We got involved in growing grapes for other wineries and they were really good grapes so we decided we’ll start making our own wine out of part of it. So we established our own little brand and-
MK: What was the name of your brand?
LT: Cloud View Vineyards. It was a Bordeaux varietal vineyard red wine, combination of two main grapes, Merlot, Cabernet Sauvignon. That was a lot of fun, but would people say, “You used to work in an aquarium. How come you work in a winery?” So it took me a while but I figured out this pat answer. “Well, they both involved pumps and a lot of tubes and managing living communities because yeast is a living community. Plus if you do it right, they both smell good and if you do it wrong, they both smell bad.”
MK: Are you still in business?
LT: I’m in a special part of the wine business now called inventory reduction, which I hope you will all join me in drinking other people’s wine because there’s a lot of wine out there. We have an obligation to lower the inventory. That’s what I’m thinking. I think the Club is doing a really good job with their wine list and their wine service. We’re lucky here to have a good wine program.
MK: Do you attend any of the wine dinners that they have?
LT: Yeah, occasionally, but I used to be in that business and that’s what I do, so it reminds me of hard work and I like to avoid that.
MK: Okay. Let’s change subjects again. You’re married.
LT: Yes. To Linda. Fifty-five years. We had our 50th wedding anniversary celebration here at the Club. We had a great time.
MK: Fifty-five years and you have children. How many?
LT: We have two children. Rob who is a nonresident member and Maria. He lives in Malibu with his family. Our daughter Maria who grew up here, too, came back from California with her husband and twins and they live in Niu Valley. They’re not members of the Club right now but I’m hoping to get them back in.

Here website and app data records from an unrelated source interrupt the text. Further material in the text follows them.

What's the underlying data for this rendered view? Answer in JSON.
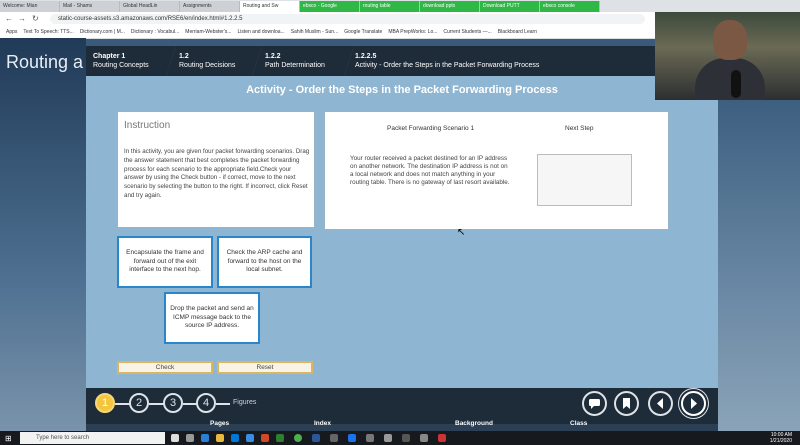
{
  "browser": {
    "tabs": [
      {
        "label": "Welcome: Mian"
      },
      {
        "label": "Mail - Shams"
      },
      {
        "label": "Global HeadLin"
      },
      {
        "label": "Assignments"
      },
      {
        "label": "Routing and Sw",
        "active": true
      },
      {
        "label": "ebsco - Google"
      },
      {
        "label": "routing table"
      },
      {
        "label": "download pptx"
      },
      {
        "label": "Download PUTT"
      },
      {
        "label": "ebsco console"
      }
    ],
    "url": "static-course-assets.s3.amazonaws.com/RSE6/en/index.html#1.2.2.5",
    "bookmarks": [
      "Apps",
      "Text To Speech: TTS...",
      "Dictionary.com | M...",
      "Dictionary : Vocabul...",
      "Merriam-Webster's...",
      "Listen and downloa...",
      "Sahih Muslim - Sun...",
      "Google Translate",
      "MBA PrepWorks: Lo...",
      "Current Students —...",
      "Blackboard Learn"
    ]
  },
  "desktop": {
    "bg_text": "Routing a"
  },
  "breadcrumbs": [
    {
      "num": "Chapter 1",
      "label": "Routing Concepts"
    },
    {
      "num": "1.2",
      "label": "Routing Decisions"
    },
    {
      "num": "1.2.2",
      "label": "Path Determination"
    },
    {
      "num": "1.2.2.5",
      "label": "Activity - Order the Steps in the Packet Forwarding Process"
    }
  ],
  "activity_title": "Activity - Order the Steps in the Packet Forwarding Process",
  "instruction": {
    "title": "Instruction",
    "text": "In this activity, you are given four packet forwarding scenarios. Drag the answer statement that best completes the packet forwarding process for each scenario to the appropriate field.Check your answer by using the Check button - if correct, move to the next scenario by selecting the button to the right. If incorrect, click Reset and try again."
  },
  "scenario": {
    "title": "Packet Forwarding Scenario 1",
    "next_step_label": "Next Step",
    "text": "Your router received a packet destined for an IP address on another network. The destination IP address is not on a local network and does not match anything in your routing table. There is no gateway of last resort available."
  },
  "answers": [
    "Encapsulate the frame and forward out of the exit interface to the next hop.",
    "Check the ARP cache and forward to the host on the local subnet.",
    "Drop the packet and send an ICMP message back to the source IP address."
  ],
  "buttons": {
    "check": "Check",
    "reset": "Reset"
  },
  "footer": {
    "steps": [
      "1",
      "2",
      "3",
      "4"
    ],
    "active_step": 1,
    "figures_label": "Figures"
  },
  "bottom_strip": [
    "Pages",
    "Index",
    "Background",
    "Class"
  ],
  "taskbar": {
    "search_placeholder": "Type here to search",
    "time": "10:00 AM",
    "date": "1/21/2020"
  },
  "colors": {
    "header": "#1e2b38",
    "panel": "#8eb5d1",
    "accent_blue": "#2a86c8",
    "active_step": "#f4c53e"
  }
}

MK: Especially your grandchildren.
LT: Yes. Right. Yeah.
MK: That’s wonderful. Were they paddlers or involved in the Club when they were growing up?
LT: They paddled. Not really super committed like a lot of people are fortunately but they paid their dues and paddled.
MK: Good. Well, Leighton, I’ve really enjoyed our chat this morning. Is there anything else that you’d like to add that we haven’t covered?
LT: I don’t think so, Marilyn. It’s been a great pleasure. I appreciate you doing it. I know that everybody subconsciously at least values their membership in the Club and recognize how important it is and sometimes we need to bring that more to our consciousness about how lucky we are to have this place and each other.
MK: What has been being a member of the Club meant to you?
LT: Access to a lot of good people and certainly to a good part of the ocean here and nothing like an Outrigger shower, too.
MK: And the parking.
LT: Right. Yeah. Somehow despite changes in managers and so forth, the staff always seems to remain not only cordial but loving.
MK: They’re like our family. People like Domie (Gose) who fixes our canoes. I mean he’s like everybody’s uncle or brother or whatever, and the people in the dining rooms, they’ve all been wonderful. I think that’s one thing that people love about Outrigger.
LT: Mm-hmm (affirmative).
MK: Well, thank you very much for doing this oral history today. The information and stories about our ocean front yard will be a great addition to our archives. Thank you.
LT: Thanks, Marilyn.
Service to the Outrigger Canoe Club
Public Relations Committee
Building and Grounds Committee